In this period, assessments of Middle Eastern leaders in Foreign Affairs shifted rapidly based upon a sense of who offered the best prospects to “civilize” or “modernize” the native populations. So it was that Kohn and other writers almost overnight transformed Ibn Saud from a dangerous holy warrior to a modernizer, the leader who was bringing the “elements of civilization” to an unsettled “nomadic” people. During World War II, historian Joel Carmichael (the son of Louis Lipsky, a founder of the American Zionist movement) encouraged the Council on Foreign Relations community to get to know Saud and embrace his attempts to tame the Arab “wilderness.”
The journal’s search for “civilizing” allies in the Middle East produced a strong Zionist orientation. Kohn and Carmichael were just a few of the Zionists who endorsed Israeli settlement in Palestine. Others, including future Supreme Court Justice Felix Frankfurter, argued from early on that Jewish pioneers were the West’s best agents to “civilize” the “backward” and “lowly Arab” from within. Self-professed “evangelical” writers also argued that the British mandate in Palestine was God’s design to return the “Holy Land” to his chosen people.
In language pulled straight from the era of high imperialism, writers in Foreign Affairs argued that the Zionists would rule Palestine on a cooperative, spiritually neutral foundation.
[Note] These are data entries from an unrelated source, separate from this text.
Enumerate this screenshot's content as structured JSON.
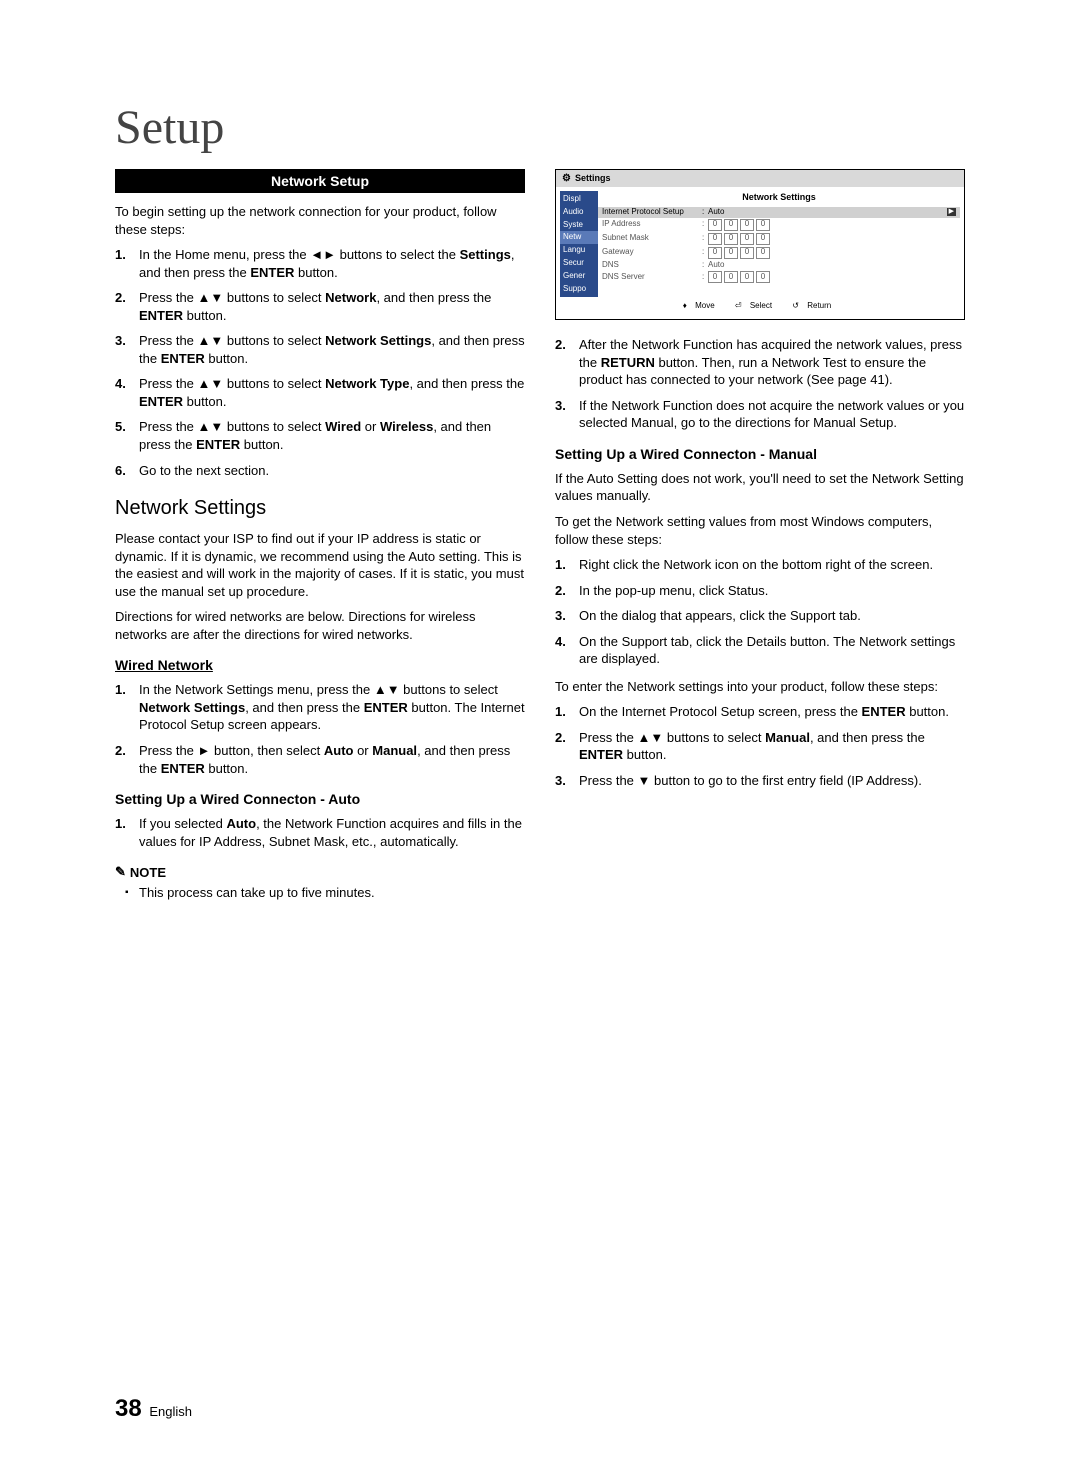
{
  "page_title": "Setup",
  "header_bar": "Network Setup",
  "intro": "To begin setting up the network connection for your product, follow these steps:",
  "steps_top": [
    "In the Home menu, press the ◄► buttons to select the <b>Settings</b>, and then press the <b>ENTER</b> button.",
    "Press the ▲▼ buttons to select <b>Network</b>, and then press the <b>ENTER</b> button.",
    "Press the ▲▼ buttons to select <b>Network Settings</b>, and then press the <b>ENTER</b> button.",
    "Press the ▲▼ buttons to select <b>Network Type</b>, and then press the <b>ENTER</b> button.",
    "Press the ▲▼ buttons to select <b>Wired</b> or <b>Wireless</b>, and then press the <b>ENTER</b> button.",
    "Go to the next section."
  ],
  "section_net_settings": "Network Settings",
  "net_para1": "Please contact your ISP to find out if your IP address is static or dynamic. If it is dynamic, we recommend using the Auto setting. This is the easiest and will work in the majority of cases. If it is static, you must use the manual set up procedure.",
  "net_para2": "Directions for wired networks are below. Directions for wireless networks are after the directions for wired networks.",
  "wired_head": "Wired Network",
  "wired_steps": [
    "In the Network Settings menu, press the ▲▼ buttons to select <b>Network Settings</b>, and then press the <b>ENTER</b> button. The Internet Protocol Setup screen appears.",
    "Press the ► button, then select <b>Auto</b> or <b>Manual</b>, and then press the <b>ENTER</b> button."
  ],
  "wired_auto_head": "Setting Up a Wired Connecton - Auto",
  "wired_auto_steps": [
    "If you selected <b>Auto</b>, the Network Function acquires and fills in the values for IP Address, Subnet Mask, etc., automatically."
  ],
  "note_label": "NOTE",
  "note_text": "This process can take up to five minutes.",
  "right_steps_cont": [
    "After the Network Function has acquired the network values, press the <b>RETURN</b> button. Then, run a Network Test to ensure the product has connected to your network (See page 41).",
    "If the Network Function does not acquire the network values or you selected Manual, go to the directions for Manual Setup."
  ],
  "right_steps_start": 2,
  "wired_manual_head": "Setting Up a Wired Connecton - Manual",
  "wired_manual_para1": "If the Auto Setting does not work, you'll need to set the Network Setting values manually.",
  "wired_manual_para2": "To get the Network setting values from most Windows computers, follow these steps:",
  "manual_get_steps": [
    "Right click the Network icon on the bottom right of the screen.",
    "In the pop-up menu, click Status.",
    "On the dialog that appears, click the Support tab.",
    "On the Support tab, click the Details button. The Network settings are displayed."
  ],
  "wired_manual_para3": "To enter the Network settings into your product, follow these steps:",
  "manual_set_steps": [
    "On the Internet Protocol Setup screen, press the <b>ENTER</b> button.",
    "Press the ▲▼ buttons to select <b>Manual</b>, and then press the <b>ENTER</b> button.",
    "Press the ▼ button to go to the first entry field (IP Address)."
  ],
  "screenshot": {
    "caption": "Settings",
    "panel_title": "Network Settings",
    "sidebar": [
      "Displ",
      "Audio",
      "Syste",
      "Netw",
      "Langu",
      "Secur",
      "Gener",
      "Suppo"
    ],
    "rows": [
      {
        "label": "Internet Protocol Setup",
        "value_type": "text",
        "value": "Auto",
        "selected": true
      },
      {
        "label": "IP Address",
        "value_type": "boxes",
        "values": [
          "0",
          "0",
          "0",
          "0"
        ]
      },
      {
        "label": "Subnet Mask",
        "value_type": "boxes",
        "values": [
          "0",
          "0",
          "0",
          "0"
        ]
      },
      {
        "label": "Gateway",
        "value_type": "boxes",
        "values": [
          "0",
          "0",
          "0",
          "0"
        ]
      },
      {
        "label": "DNS",
        "value_type": "text",
        "value": "Auto"
      },
      {
        "label": "DNS Server",
        "value_type": "boxes",
        "values": [
          "0",
          "0",
          "0",
          "0"
        ]
      }
    ],
    "footer": {
      "move": "Move",
      "select": "Select",
      "return": "Return"
    }
  },
  "page_num": "38",
  "page_lang": "English"
}
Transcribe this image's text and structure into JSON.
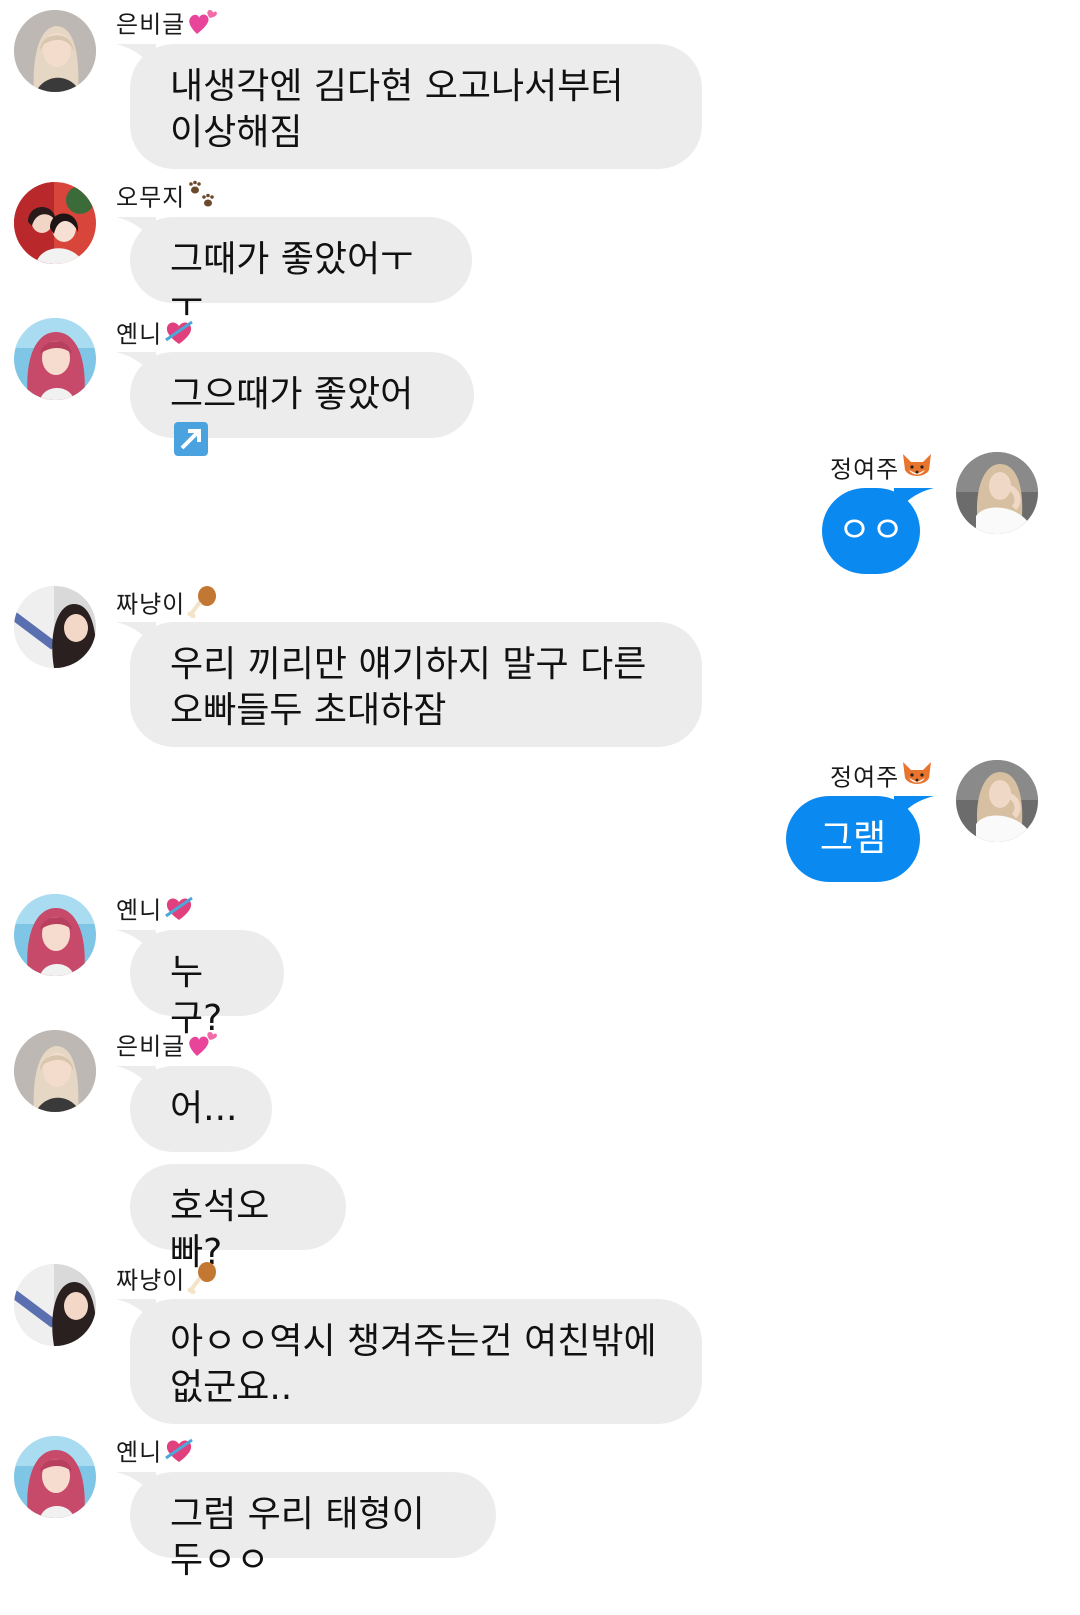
{
  "colors": {
    "incoming_bubble": "#ececec",
    "outgoing_bubble": "#0a89f0",
    "background": "#ffffff"
  },
  "messages": [
    {
      "sender": "은비글",
      "emoji": "pink-hearts",
      "text": [
        "내생각엔 김다현 오고나서부터",
        "이상해짐"
      ],
      "side": "left"
    },
    {
      "sender": "오무지",
      "emoji": "paw-prints",
      "text": [
        "그때가 좋았어ㅜㅜ"
      ],
      "side": "left"
    },
    {
      "sender": "옌니",
      "emoji": "heart-with-arrow",
      "text": [
        "그으때가 좋았어"
      ],
      "side": "left"
    },
    {
      "sender": "정여주",
      "emoji": "fox",
      "text": [
        "ㅇㅇ"
      ],
      "side": "right"
    },
    {
      "sender": "짜냥이",
      "emoji": "poultry-leg",
      "text": [
        "우리 끼리만 얘기하지 말구 다른",
        "오빠들두 초대하잠"
      ],
      "side": "left"
    },
    {
      "sender": "정여주",
      "emoji": "fox",
      "text": [
        "그램"
      ],
      "side": "right"
    },
    {
      "sender": "옌니",
      "emoji": "heart-with-arrow",
      "text": [
        "누구?"
      ],
      "side": "left"
    },
    {
      "sender": "은비글",
      "emoji": "pink-hearts",
      "text": [
        "어...",
        "호석오빠?"
      ],
      "side": "left"
    },
    {
      "sender": "짜냥이",
      "emoji": "poultry-leg",
      "text": [
        "아ㅇㅇ역시 챙겨주는건 여친밖에",
        "없군요.."
      ],
      "side": "left"
    },
    {
      "sender": "옌니",
      "emoji": "heart-with-arrow",
      "text": [
        "그럼 우리 태형이두ㅇㅇ"
      ],
      "side": "left"
    }
  ]
}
They would seek “economic fusion” with their Arab neighbors, hiring them as manual laborers rather than colonizing them. The Jewish-led state in Palestine, that Arabs would either have to accept or leave, would be founded upon “complete civil and political equality of rights for all citizens, without distinction of race or religion.”
This vision saw Israel as a beacon for the region and world, demonstrating how Jews, Muslims and Christians could live together harmoniously.
It also proved enormously naive. Instead of serving as a beacon to the world, Israeli paternal supervision unsurprisingly provoked fierce backlash from the Palestinians and their Arab allies. Three-quarters of a century of strife stemmed in large part from the failure to take Palestinian experiences and interests seriously.
Today, the Kushner-Trump plan again envisions a Jewish-led state in which members of all faiths live in harmony. “We want people to be able to have the freedom of opportunity, the freedom of religion, the freedom to worship, regardless of your faith,” Kushner said in a recent interview. “We want all people to have dignity and to respect each other” and “be able to better their lives and not allow their grandfather’s conflict to hijack their children’s future.” He would have everyone forget the ways in which political religions have undergirded the struggles for Palestinian as well as Jewish statehood since World War II.
Kushner’s rejection of the past is part of a larger problem caused by the return to paternalism in the administration’s road map. His plan is rooted in the belief that increased Israeli control over the region, coupled with outside developmental aid, will lead to a new era of Palestinian modernization absent political aspirations. As such, the Trump-Kushner peace plan harks back to the purportedly enlightened imperialism so prevalent in the pages of Foreign Affairs, which sparked such intense backlash. As Kushner prepares to head back to the Middle East to sell the Trump administration’s plan, no wonder that Palestinians are already encouraging everyone to reject it.